BRIEF
Gather the lines from the material that contain "JSON".

(DATA FOR REVIEW Opens)

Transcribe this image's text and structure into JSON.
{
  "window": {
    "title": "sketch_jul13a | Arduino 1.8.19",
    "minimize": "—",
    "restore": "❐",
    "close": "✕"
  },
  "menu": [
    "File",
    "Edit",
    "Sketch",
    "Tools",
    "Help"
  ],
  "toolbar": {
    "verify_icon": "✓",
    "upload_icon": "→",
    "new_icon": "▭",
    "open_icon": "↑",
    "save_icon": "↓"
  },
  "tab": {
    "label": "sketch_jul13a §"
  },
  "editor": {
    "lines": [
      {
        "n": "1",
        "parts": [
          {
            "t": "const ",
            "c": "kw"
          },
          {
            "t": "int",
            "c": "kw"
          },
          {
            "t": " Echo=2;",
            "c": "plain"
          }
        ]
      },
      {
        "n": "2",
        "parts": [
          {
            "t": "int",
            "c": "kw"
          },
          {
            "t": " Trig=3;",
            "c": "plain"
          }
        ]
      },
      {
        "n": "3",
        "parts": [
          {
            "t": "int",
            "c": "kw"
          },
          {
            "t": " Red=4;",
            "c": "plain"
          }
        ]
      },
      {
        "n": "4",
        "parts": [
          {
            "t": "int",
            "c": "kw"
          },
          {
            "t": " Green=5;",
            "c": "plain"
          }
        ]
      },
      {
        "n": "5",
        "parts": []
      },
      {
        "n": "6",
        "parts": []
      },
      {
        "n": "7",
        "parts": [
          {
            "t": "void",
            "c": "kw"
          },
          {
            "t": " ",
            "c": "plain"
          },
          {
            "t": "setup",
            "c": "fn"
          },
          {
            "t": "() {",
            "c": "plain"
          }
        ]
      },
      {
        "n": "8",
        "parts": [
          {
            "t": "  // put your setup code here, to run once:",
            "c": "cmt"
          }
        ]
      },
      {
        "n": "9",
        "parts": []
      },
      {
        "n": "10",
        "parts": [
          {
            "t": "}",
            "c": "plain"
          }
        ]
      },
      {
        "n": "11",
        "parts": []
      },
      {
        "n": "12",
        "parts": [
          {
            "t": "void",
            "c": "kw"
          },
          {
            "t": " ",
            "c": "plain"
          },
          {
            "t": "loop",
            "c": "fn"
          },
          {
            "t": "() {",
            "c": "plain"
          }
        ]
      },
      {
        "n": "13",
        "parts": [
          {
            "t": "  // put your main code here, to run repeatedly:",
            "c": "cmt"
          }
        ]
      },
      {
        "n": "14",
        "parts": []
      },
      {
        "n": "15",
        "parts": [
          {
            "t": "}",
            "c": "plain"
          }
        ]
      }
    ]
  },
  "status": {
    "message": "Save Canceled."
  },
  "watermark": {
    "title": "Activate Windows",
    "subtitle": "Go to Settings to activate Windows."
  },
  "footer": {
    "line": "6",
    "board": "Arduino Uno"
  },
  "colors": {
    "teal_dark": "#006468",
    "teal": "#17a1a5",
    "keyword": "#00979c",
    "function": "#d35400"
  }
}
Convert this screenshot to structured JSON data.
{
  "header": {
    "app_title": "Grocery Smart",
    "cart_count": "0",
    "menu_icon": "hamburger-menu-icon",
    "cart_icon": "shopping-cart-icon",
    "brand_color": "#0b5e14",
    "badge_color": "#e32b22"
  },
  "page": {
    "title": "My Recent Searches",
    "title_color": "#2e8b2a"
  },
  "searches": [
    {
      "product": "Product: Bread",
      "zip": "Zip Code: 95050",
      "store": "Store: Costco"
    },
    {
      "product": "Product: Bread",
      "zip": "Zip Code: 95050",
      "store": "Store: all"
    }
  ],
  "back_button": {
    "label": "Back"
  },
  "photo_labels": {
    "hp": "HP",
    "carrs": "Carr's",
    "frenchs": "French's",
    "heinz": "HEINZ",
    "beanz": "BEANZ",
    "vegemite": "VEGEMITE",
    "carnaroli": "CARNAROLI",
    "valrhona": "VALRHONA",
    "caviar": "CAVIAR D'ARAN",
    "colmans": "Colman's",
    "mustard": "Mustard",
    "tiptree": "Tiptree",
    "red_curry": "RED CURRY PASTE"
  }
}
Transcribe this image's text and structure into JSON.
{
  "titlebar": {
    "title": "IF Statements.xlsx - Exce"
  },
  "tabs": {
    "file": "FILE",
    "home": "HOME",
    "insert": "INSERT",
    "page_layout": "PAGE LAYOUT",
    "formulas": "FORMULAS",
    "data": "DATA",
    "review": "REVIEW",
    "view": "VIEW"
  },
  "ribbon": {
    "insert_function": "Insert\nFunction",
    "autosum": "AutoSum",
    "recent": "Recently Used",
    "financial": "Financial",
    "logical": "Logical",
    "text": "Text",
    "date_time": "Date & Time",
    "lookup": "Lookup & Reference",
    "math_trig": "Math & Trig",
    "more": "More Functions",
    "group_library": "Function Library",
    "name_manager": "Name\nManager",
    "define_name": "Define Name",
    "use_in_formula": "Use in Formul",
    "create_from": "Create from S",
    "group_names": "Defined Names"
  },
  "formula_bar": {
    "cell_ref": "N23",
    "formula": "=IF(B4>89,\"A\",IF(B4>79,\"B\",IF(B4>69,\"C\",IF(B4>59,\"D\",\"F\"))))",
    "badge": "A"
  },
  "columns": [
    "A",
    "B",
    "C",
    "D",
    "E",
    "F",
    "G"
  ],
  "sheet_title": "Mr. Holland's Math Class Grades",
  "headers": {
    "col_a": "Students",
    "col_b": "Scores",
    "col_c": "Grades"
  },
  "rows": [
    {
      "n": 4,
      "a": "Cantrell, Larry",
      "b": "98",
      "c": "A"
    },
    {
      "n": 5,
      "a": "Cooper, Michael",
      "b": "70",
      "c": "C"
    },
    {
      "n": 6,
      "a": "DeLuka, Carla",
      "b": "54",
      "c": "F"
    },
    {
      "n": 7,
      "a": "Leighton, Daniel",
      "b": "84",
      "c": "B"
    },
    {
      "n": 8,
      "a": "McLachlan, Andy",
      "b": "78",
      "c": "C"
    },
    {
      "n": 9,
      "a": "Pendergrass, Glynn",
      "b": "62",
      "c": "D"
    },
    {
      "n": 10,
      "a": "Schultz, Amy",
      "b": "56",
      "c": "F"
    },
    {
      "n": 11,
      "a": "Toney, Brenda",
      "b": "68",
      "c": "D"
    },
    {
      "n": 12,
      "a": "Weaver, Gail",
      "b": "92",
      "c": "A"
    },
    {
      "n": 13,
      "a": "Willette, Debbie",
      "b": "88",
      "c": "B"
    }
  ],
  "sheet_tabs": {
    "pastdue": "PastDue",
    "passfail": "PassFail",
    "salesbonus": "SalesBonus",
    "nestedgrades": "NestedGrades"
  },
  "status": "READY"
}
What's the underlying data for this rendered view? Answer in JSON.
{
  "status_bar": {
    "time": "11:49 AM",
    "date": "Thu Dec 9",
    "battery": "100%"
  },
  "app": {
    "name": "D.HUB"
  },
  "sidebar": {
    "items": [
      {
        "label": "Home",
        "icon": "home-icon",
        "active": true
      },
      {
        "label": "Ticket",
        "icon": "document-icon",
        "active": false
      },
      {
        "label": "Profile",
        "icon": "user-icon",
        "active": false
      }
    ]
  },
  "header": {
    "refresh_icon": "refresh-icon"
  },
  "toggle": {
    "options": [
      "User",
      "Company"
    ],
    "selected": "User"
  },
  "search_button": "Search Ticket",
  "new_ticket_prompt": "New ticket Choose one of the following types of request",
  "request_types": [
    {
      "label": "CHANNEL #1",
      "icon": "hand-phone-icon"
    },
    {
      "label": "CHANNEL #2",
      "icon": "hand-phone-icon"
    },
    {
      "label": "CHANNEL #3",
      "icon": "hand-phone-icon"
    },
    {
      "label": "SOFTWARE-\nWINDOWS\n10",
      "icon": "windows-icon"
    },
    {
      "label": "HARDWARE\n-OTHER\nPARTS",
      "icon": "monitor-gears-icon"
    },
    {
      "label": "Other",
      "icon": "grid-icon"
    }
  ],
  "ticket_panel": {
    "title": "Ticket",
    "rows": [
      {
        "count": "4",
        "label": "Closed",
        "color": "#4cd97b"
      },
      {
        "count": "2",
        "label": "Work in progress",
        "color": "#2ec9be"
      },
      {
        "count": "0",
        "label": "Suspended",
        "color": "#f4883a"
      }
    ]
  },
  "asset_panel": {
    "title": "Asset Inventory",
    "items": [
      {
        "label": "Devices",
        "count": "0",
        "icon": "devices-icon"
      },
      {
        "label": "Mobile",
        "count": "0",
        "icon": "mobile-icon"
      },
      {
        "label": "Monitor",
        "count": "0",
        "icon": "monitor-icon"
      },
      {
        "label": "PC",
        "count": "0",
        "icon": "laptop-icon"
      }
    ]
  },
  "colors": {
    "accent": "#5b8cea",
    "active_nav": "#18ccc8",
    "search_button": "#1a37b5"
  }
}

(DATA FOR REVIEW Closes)

SOLUTION FOR THIS EXERCISE
Transcribe this image's text and structure into JSON.
Convert this screenshot to structured JSON data.
Transcribe this image's text and structure into JSON.
What's the underlying data for this rendered view? Answer in JSON.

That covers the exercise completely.